[Start of Attachment]

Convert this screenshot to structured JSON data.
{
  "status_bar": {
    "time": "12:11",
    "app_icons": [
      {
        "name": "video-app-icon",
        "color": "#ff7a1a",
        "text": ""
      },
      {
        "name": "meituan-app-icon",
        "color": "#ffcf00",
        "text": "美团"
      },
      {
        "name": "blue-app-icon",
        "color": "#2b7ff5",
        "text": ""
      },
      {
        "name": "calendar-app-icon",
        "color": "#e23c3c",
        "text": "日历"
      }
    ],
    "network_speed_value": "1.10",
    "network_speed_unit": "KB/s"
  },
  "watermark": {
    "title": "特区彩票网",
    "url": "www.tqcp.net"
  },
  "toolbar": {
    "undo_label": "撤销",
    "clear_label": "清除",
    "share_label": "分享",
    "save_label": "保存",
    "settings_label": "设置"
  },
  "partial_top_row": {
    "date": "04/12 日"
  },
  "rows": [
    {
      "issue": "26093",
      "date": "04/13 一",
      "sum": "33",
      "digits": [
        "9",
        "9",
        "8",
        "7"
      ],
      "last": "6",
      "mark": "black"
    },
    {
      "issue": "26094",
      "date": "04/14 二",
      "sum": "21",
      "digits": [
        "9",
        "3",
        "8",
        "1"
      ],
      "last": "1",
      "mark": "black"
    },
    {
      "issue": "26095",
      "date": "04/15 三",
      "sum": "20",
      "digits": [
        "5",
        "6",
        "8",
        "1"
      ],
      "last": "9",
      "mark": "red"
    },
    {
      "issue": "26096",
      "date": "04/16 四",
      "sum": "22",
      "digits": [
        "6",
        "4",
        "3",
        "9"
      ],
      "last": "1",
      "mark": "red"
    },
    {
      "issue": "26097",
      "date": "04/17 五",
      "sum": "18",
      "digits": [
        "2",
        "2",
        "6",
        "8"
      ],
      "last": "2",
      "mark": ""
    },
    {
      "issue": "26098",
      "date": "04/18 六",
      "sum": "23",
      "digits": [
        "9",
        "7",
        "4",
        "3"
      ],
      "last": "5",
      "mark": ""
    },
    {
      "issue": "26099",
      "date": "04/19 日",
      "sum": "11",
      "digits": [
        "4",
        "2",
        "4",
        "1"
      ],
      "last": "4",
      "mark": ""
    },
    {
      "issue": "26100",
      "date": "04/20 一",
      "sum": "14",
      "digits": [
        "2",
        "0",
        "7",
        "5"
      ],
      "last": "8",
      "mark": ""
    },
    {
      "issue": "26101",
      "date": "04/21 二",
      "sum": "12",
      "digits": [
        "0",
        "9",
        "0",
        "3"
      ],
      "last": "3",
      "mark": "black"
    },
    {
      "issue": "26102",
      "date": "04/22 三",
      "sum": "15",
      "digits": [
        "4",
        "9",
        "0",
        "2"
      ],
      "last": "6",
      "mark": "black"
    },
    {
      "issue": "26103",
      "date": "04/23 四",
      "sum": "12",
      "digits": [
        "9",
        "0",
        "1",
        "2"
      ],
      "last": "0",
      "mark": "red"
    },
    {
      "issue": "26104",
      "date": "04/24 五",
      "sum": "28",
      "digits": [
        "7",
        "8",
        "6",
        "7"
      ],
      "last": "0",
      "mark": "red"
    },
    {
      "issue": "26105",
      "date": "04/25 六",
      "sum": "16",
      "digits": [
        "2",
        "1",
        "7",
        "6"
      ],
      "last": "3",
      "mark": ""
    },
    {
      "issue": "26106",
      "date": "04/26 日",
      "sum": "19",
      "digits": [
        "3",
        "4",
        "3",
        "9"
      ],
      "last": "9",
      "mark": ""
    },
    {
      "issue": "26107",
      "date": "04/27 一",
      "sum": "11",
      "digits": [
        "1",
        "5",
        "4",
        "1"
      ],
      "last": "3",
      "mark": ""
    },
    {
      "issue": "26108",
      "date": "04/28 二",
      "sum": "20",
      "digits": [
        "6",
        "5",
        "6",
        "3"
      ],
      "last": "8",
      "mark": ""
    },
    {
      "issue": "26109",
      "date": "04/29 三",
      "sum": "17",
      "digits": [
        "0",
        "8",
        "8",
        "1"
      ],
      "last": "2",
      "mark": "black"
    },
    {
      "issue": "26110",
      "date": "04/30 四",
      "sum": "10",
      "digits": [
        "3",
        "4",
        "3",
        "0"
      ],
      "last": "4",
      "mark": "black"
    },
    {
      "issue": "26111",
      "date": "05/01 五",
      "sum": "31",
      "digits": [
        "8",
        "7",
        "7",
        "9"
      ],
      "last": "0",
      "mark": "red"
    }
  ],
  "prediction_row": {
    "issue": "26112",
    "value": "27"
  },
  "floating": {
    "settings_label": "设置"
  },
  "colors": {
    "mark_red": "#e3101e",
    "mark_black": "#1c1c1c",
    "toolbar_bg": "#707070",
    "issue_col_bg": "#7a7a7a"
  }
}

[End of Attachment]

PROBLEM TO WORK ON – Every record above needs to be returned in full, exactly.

TASK ANSWER –
Convert this screenshot to structured JSON data.
{
  "status_bar": {
    "time": "12:11",
    "app_icons": [
      {
        "name": "video-app-icon",
        "color": "#ff7a1a",
        "text": ""
      },
      {
        "name": "meituan-app-icon",
        "color": "#ffcf00",
        "text": "美团"
      },
      {
        "name": "blue-app-icon",
        "color": "#2b7ff5",
        "text": ""
      },
      {
        "name": "calendar-app-icon",
        "color": "#e23c3c",
        "text": "日历"
      }
    ],
    "network_speed_value": "1.10",
    "network_speed_unit": "KB/s"
  },
  "watermark": {
    "title": "特区彩票网",
    "url": "www.tqcp.net"
  },
  "toolbar": {
    "undo_label": "撤销",
    "clear_label": "清除",
    "share_label": "分享",
    "save_label": "保存",
    "settings_label": "设置"
  },
  "partial_top_row": {
    "date": "04/12 日"
  },
  "rows": [
    {
      "issue": "26093",
      "date": "04/13 一",
      "sum": "33",
      "digits": [
        "9",
        "9",
        "8",
        "7"
      ],
      "last": "6",
      "mark": "black"
    },
    {
      "issue": "26094",
      "date": "04/14 二",
      "sum": "21",
      "digits": [
        "9",
        "3",
        "8",
        "1"
      ],
      "last": "1",
      "mark": "black"
    },
    {
      "issue": "26095",
      "date": "04/15 三",
      "sum": "20",
      "digits": [
        "5",
        "6",
        "8",
        "1"
      ],
      "last": "9",
      "mark": "red"
    },
    {
      "issue": "26096",
      "date": "04/16 四",
      "sum": "22",
      "digits": [
        "6",
        "4",
        "3",
        "9"
      ],
      "last": "1",
      "mark": "red"
    },
    {
      "issue": "26097",
      "date": "04/17 五",
      "sum": "18",
      "digits": [
        "2",
        "2",
        "6",
        "8"
      ],
      "last": "2",
      "mark": ""
    },
    {
      "issue": "26098",
      "date": "04/18 六",
      "sum": "23",
      "digits": [
        "9",
        "7",
        "4",
        "3"
      ],
      "last": "5",
      "mark": ""
    },
    {
      "issue": "26099",
      "date": "04/19 日",
      "sum": "11",
      "digits": [
        "4",
        "2",
        "4",
        "1"
      ],
      "last": "4",
      "mark": ""
    },
    {
      "issue": "26100",
      "date": "04/20 一",
      "sum": "14",
      "digits": [
        "2",
        "0",
        "7",
        "5"
      ],
      "last": "8",
      "mark": ""
    },
    {
      "issue": "26101",
      "date": "04/21 二",
      "sum": "12",
      "digits": [
        "0",
        "9",
        "0",
        "3"
      ],
      "last": "3",
      "mark": "black"
    },
    {
      "issue": "26102",
      "date": "04/22 三",
      "sum": "15",
      "digits": [
        "4",
        "9",
        "0",
        "2"
      ],
      "last": "6",
      "mark": "black"
    },
    {
      "issue": "26103",
      "date": "04/23 四",
      "sum": "12",
      "digits": [
        "9",
        "0",
        "1",
        "2"
      ],
      "last": "0",
      "mark": "red"
    },
    {
      "issue": "26104",
      "date": "04/24 五",
      "sum": "28",
      "digits": [
        "7",
        "8",
        "6",
        "7"
      ],
      "last": "0",
      "mark": "red"
    },
    {
      "issue": "26105",
      "date": "04/25 六",
      "sum": "16",
      "digits": [
        "2",
        "1",
        "7",
        "6"
      ],
      "last": "3",
      "mark": ""
    },
    {
      "issue": "26106",
      "date": "04/26 日",
      "sum": "19",
      "digits": [
        "3",
        "4",
        "3",
        "9"
      ],
      "last": "9",
      "mark": ""
    },
    {
      "issue": "26107",
      "date": "04/27 一",
      "sum": "11",
      "digits": [
        "1",
        "5",
        "4",
        "1"
      ],
      "last": "3",
      "mark": ""
    },
    {
      "issue": "26108",
      "date": "04/28 二",
      "sum": "20",
      "digits": [
        "6",
        "5",
        "6",
        "3"
      ],
      "last": "8",
      "mark": ""
    },
    {
      "issue": "26109",
      "date": "04/29 三",
      "sum": "17",
      "digits": [
        "0",
        "8",
        "8",
        "1"
      ],
      "last": "2",
      "mark": "black"
    },
    {
      "issue": "26110",
      "date": "04/30 四",
      "sum": "10",
      "digits": [
        "3",
        "4",
        "3",
        "0"
      ],
      "last": "4",
      "mark": "black"
    },
    {
      "issue": "26111",
      "date": "05/01 五",
      "sum": "31",
      "digits": [
        "8",
        "7",
        "7",
        "9"
      ],
      "last": "0",
      "mark": "red"
    }
  ],
  "prediction_row": {
    "issue": "26112",
    "value": "27"
  },
  "floating": {
    "settings_label": "设置"
  },
  "colors": {
    "mark_red": "#e3101e",
    "mark_black": "#1c1c1c",
    "toolbar_bg": "#707070",
    "issue_col_bg": "#7a7a7a"
  }
}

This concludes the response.